“Your Club Experience Is Your Marketing” by Denise Lee Yohn (ClubIndustry.com, 4 November 2010). This is yet another solid article that falls under, “it doesn’t just apply to gyms/clubs.” Much of Denise’s philosophy is similar to my own. That said, there are a handful of things I’d like to tight up a bit.
“That means the key to continued robust sales is less about attracting new members and more about retaining the ones you have.”
— Yes and no. First, the problem I typically have with the club industry’s view of retention is that it’s rarely seen as a marketing issue. That is, it’s rarely addressed that maybe you attracted the wrong customer in the first place. Some people are going to leave. Maybe it’s best that you let them go as quickly and as quietly as possible? Else, your brand could become the victim of online “bad mouthing”.
Second, there’s no reason to believe there aren’t new customers available. Sure, you might have to be more creative about attracting them and smarter about motivating them to buy, but they are there. If you ignore them now, that could come back to haunt you later. Don’t give up on attracting the new. You don’t want that muscle to go soft. (Pun intended.)
“Customers also are becoming more knowledgeable and discriminating. They’re swayed less by savvy salespeople and cool promotions, and their brand preferences are formed more by what they experience when they do business with your company. People also rely on the actual experiences of others…
In this environment, traditional sales and marketing tactics are becoming less important—and your club experience is emerging as your most powerful marketing tool.”
— The first bit is (obviously) very true. Stop whining and deal with. Someone said to me last week, “No one steals your clients. You lose them yourself when you don’t do your job to a level that matches their expectations.” True, very true.
As for the second bit, be wise and put heavy emphasis on “becoming less important”. That said, the traditional channels can still be effective. They are after all just channels. However, how you used them (read: the messages you send out) should be under review at any give moment. If you’re in set it & forget it mode then please don’t expect dynamic results. We no longer live in a set it & forget it world.
And finally, Denise’s list of action ideas is good but I believe she missed a key one. That is, speak/interact with your customers (and make a habit of it). Find out where they’re at. See how *they* define “experience”.
No matter how hard they might try, the brand is extremely biased and therefore should not make decision without consulting with The Guests. My point being, what the brand emphasizes as key to the “experience” might not be relevant to The Guests. A brand’s message(s) will only be as effective as those engagements actually connect to real Guest motivators. A point of differentiation is meaningless if The Guest doesn’t care about that point.

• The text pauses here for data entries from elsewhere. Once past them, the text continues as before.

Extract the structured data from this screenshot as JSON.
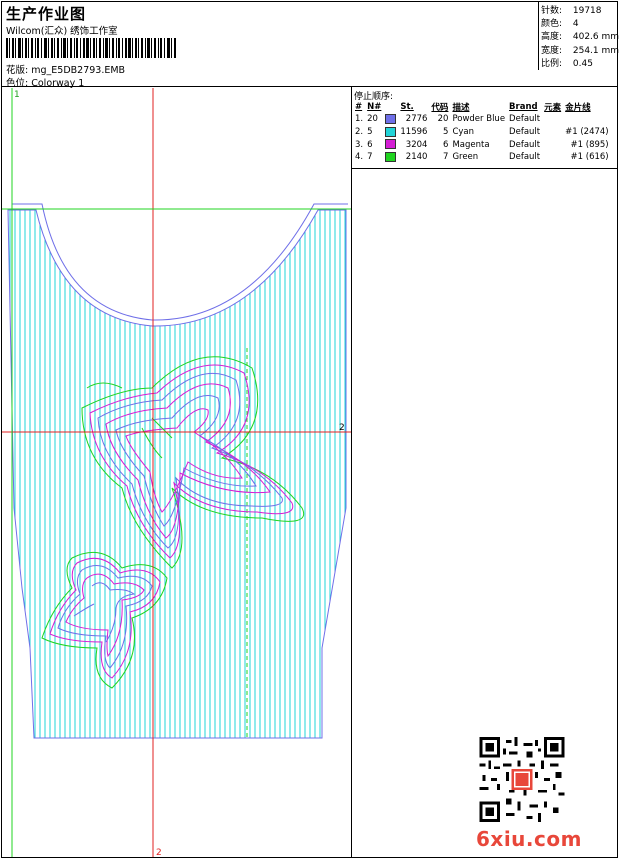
{
  "header": {
    "title": "生产作业图",
    "company": "Wilcom(汇众) 绣饰工作室",
    "design_file_label": "花版:",
    "design_file": "mg_E5DB2793.EMB",
    "colorway_label": "色位:",
    "colorway": "Colorway 1"
  },
  "stats": [
    {
      "label": "针数:",
      "value": "19718"
    },
    {
      "label": "颜色:",
      "value": "4"
    },
    {
      "label": "高度:",
      "value": "402.6 mm"
    },
    {
      "label": "宽度:",
      "value": "254.1 mm"
    },
    {
      "label": "比例:",
      "value": "0.45"
    }
  ],
  "sequence": {
    "title": "停止顺序:",
    "headers": {
      "num": "#",
      "n": "N#",
      "st": "St.",
      "code": "代码",
      "desc": "描述",
      "brand": "Brand",
      "element": "元素",
      "spool": "金片线"
    },
    "rows": [
      {
        "num": "1.",
        "n": "20",
        "color": "#6f6fe8",
        "st": "2776",
        "code": "20",
        "desc": "Powder Blue",
        "brand": "Default",
        "element": "",
        "spool": ""
      },
      {
        "num": "2.",
        "n": "5",
        "color": "#22d4d8",
        "st": "11596",
        "code": "5",
        "desc": "Cyan",
        "brand": "Default",
        "element": "",
        "spool": "#1 (2474)"
      },
      {
        "num": "3.",
        "n": "6",
        "color": "#d41ed4",
        "st": "3204",
        "code": "6",
        "desc": "Magenta",
        "brand": "Default",
        "element": "",
        "spool": "#1 (895)"
      },
      {
        "num": "4.",
        "n": "7",
        "color": "#20d420",
        "st": "2140",
        "code": "7",
        "desc": "Green",
        "brand": "Default",
        "element": "",
        "spool": "#1 (616)"
      }
    ]
  },
  "design": {
    "marker_1": "1",
    "marker_2_right": "2",
    "marker_2_bottom": "2"
  },
  "watermark": {
    "site": "6xiu.com"
  }
}
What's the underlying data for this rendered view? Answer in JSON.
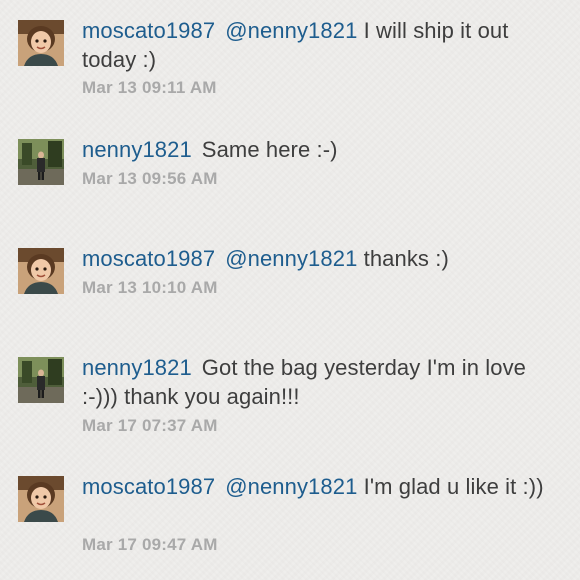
{
  "comments": [
    {
      "avatar_icon": "user-avatar-moscato1987",
      "username": "moscato1987",
      "mention": "@nenny1821",
      "text": " I will ship it out today :)",
      "timestamp": "Mar 13 09:11 AM"
    },
    {
      "avatar_icon": "user-avatar-nenny1821",
      "username": "nenny1821",
      "mention": "",
      "text": "Same here :-)",
      "timestamp": "Mar 13 09:56 AM"
    },
    {
      "avatar_icon": "user-avatar-moscato1987",
      "username": "moscato1987",
      "mention": "@nenny1821",
      "text": " thanks :)",
      "timestamp": "Mar 13 10:10 AM"
    },
    {
      "avatar_icon": "user-avatar-nenny1821",
      "username": "nenny1821",
      "mention": "",
      "text": "Got the bag yesterday I'm in love :-))) thank you again!!!",
      "timestamp": "Mar 17 07:37 AM"
    },
    {
      "avatar_icon": "user-avatar-moscato1987",
      "username": "moscato1987",
      "mention": "@nenny1821",
      "text": " I'm glad u like it :))",
      "timestamp": "Mar 17 09:47 AM"
    }
  ],
  "colors": {
    "username": "#1e5d8e",
    "body_text": "#3e3e3e",
    "timestamp": "#a9a9a9",
    "background": "#efeeec"
  }
}
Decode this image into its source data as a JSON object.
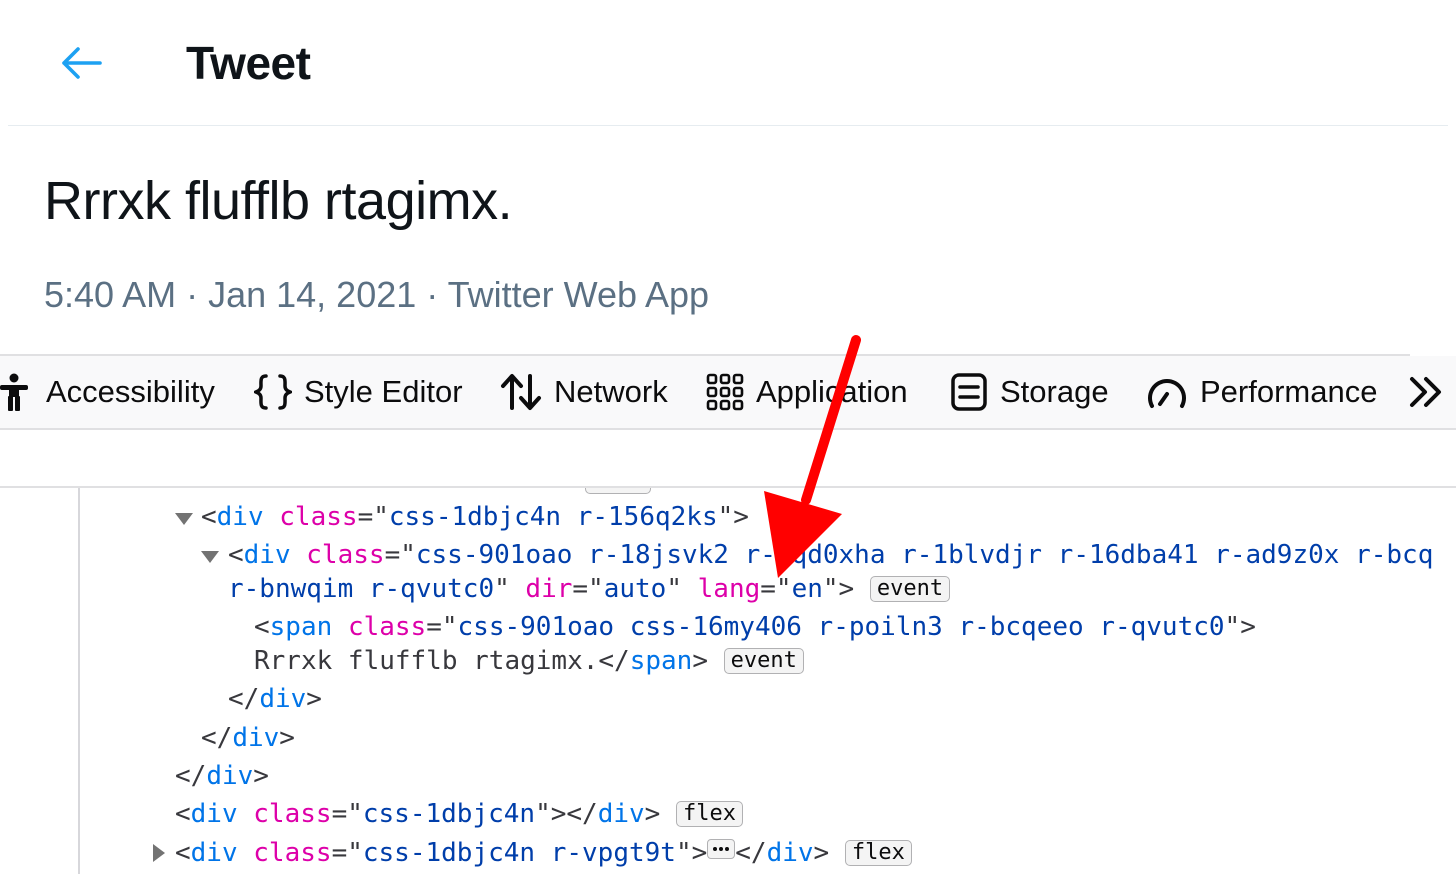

In short, look before you leap because The Guest defines the experience, not the brand. Assume otherwise at your own peril.